▸ Instructions for the task: Everything in the listing below must be reproduced exactly, apart from its images.

▸ Extracted material:
□ □ □ □ □

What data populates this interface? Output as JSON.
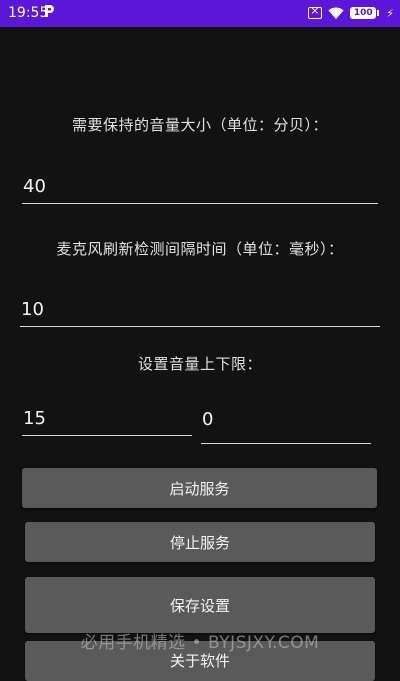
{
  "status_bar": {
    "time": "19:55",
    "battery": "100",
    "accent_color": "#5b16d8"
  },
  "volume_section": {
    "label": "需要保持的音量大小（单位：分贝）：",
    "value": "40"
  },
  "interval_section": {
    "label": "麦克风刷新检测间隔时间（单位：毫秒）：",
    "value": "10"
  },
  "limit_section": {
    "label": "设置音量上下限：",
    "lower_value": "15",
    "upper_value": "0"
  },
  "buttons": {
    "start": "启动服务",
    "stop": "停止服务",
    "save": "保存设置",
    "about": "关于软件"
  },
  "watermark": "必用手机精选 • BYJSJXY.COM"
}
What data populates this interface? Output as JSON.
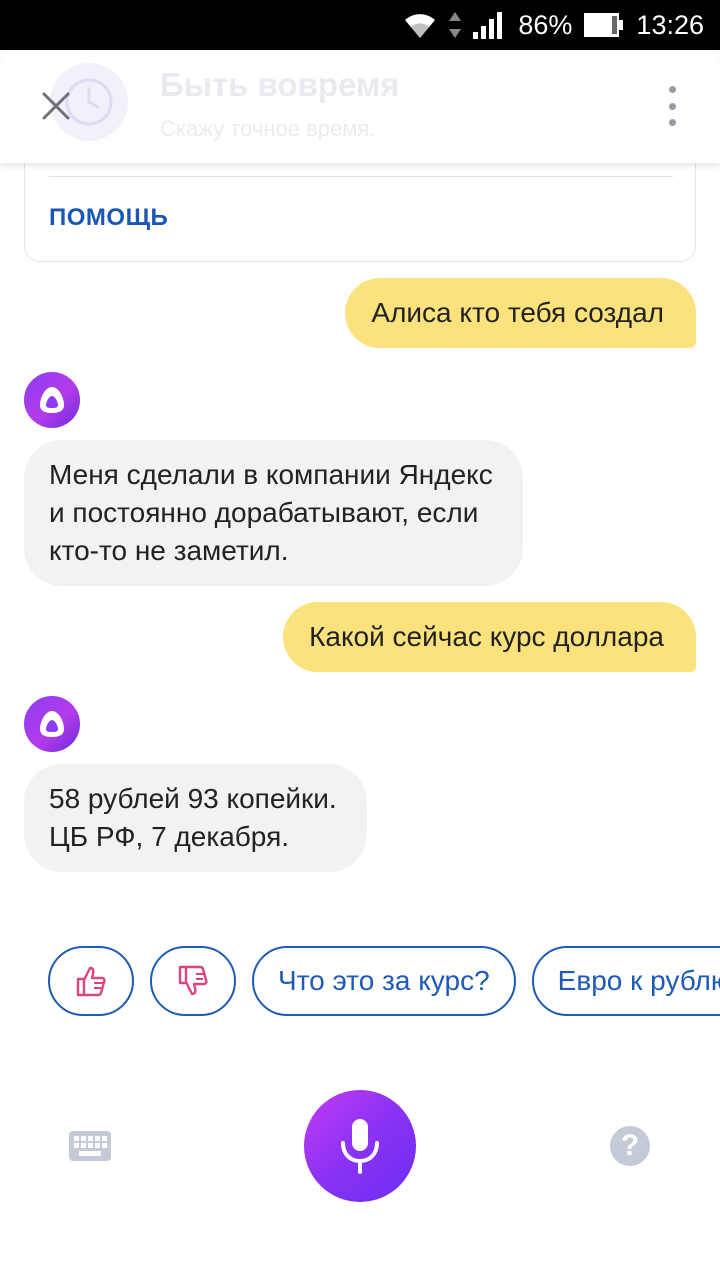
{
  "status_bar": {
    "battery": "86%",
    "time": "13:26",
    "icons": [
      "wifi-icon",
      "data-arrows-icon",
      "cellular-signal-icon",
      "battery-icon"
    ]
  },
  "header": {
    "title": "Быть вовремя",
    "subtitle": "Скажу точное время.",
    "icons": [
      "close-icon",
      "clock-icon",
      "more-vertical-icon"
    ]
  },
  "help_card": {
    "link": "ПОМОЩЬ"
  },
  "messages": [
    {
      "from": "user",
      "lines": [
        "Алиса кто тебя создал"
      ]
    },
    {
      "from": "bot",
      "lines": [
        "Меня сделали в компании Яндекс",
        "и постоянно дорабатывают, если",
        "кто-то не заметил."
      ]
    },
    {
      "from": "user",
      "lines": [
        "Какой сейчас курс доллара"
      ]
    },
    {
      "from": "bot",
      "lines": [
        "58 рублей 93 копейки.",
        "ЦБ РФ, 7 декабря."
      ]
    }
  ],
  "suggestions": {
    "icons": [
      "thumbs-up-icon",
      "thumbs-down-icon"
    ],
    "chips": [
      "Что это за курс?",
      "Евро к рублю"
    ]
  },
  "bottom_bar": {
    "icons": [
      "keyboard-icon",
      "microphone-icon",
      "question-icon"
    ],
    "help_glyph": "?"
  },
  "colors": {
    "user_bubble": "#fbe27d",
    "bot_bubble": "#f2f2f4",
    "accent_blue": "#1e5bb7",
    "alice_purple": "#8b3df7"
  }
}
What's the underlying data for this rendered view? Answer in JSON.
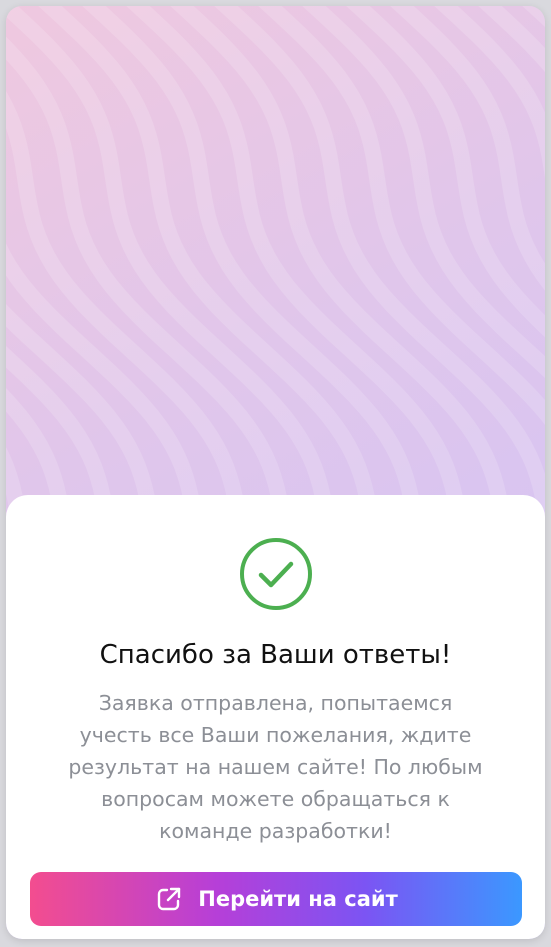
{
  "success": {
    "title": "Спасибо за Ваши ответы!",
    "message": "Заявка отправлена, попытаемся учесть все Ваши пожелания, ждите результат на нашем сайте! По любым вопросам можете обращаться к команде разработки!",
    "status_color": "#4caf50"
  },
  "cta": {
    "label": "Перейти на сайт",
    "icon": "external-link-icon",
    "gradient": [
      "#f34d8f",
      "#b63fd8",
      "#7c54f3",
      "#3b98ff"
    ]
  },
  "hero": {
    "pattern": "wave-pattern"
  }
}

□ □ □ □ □

▸ Reply:
What data populates this interface? Output as JSON.
{
  "status_bar": {
    "time": "19:55",
    "battery": "100",
    "accent_color": "#5b16d8"
  },
  "volume_section": {
    "label": "需要保持的音量大小（单位：分贝）：",
    "value": "40"
  },
  "interval_section": {
    "label": "麦克风刷新检测间隔时间（单位：毫秒）：",
    "value": "10"
  },
  "limit_section": {
    "label": "设置音量上下限：",
    "lower_value": "15",
    "upper_value": "0"
  },
  "buttons": {
    "start": "启动服务",
    "stop": "停止服务",
    "save": "保存设置",
    "about": "关于软件"
  },
  "watermark": "必用手机精选 • BYJSJXY.COM"
}
What data populates this interface? Output as JSON.
{
  "status_bar": {
    "battery": "86%",
    "time": "13:26",
    "icons": [
      "wifi-icon",
      "data-arrows-icon",
      "cellular-signal-icon",
      "battery-icon"
    ]
  },
  "header": {
    "title": "Быть вовремя",
    "subtitle": "Скажу точное время.",
    "icons": [
      "close-icon",
      "clock-icon",
      "more-vertical-icon"
    ]
  },
  "help_card": {
    "link": "ПОМОЩЬ"
  },
  "messages": [
    {
      "from": "user",
      "lines": [
        "Алиса кто тебя создал"
      ]
    },
    {
      "from": "bot",
      "lines": [
        "Меня сделали в компании Яндекс",
        "и постоянно дорабатывают, если",
        "кто-то не заметил."
      ]
    },
    {
      "from": "user",
      "lines": [
        "Какой сейчас курс доллара"
      ]
    },
    {
      "from": "bot",
      "lines": [
        "58 рублей 93 копейки.",
        "ЦБ РФ, 7 декабря."
      ]
    }
  ],
  "suggestions": {
    "icons": [
      "thumbs-up-icon",
      "thumbs-down-icon"
    ],
    "chips": [
      "Что это за курс?",
      "Евро к рублю"
    ]
  },
  "bottom_bar": {
    "icons": [
      "keyboard-icon",
      "microphone-icon",
      "question-icon"
    ],
    "help_glyph": "?"
  },
  "colors": {
    "user_bubble": "#fbe27d",
    "bot_bubble": "#f2f2f4",
    "accent_blue": "#1e5bb7",
    "alice_purple": "#8b3df7"
  }
}
What's the underlying data for this rendered view? Answer in JSON.
{
  "success": {
    "title": "Спасибо за Ваши ответы!",
    "message": "Заявка отправлена, попытаемся учесть все Ваши пожелания, ждите результат на нашем сайте! По любым вопросам можете обращаться к команде разработки!",
    "status_color": "#4caf50"
  },
  "cta": {
    "label": "Перейти на сайт",
    "icon": "external-link-icon",
    "gradient": [
      "#f34d8f",
      "#b63fd8",
      "#7c54f3",
      "#3b98ff"
    ]
  },
  "hero": {
    "pattern": "wave-pattern"
  }
}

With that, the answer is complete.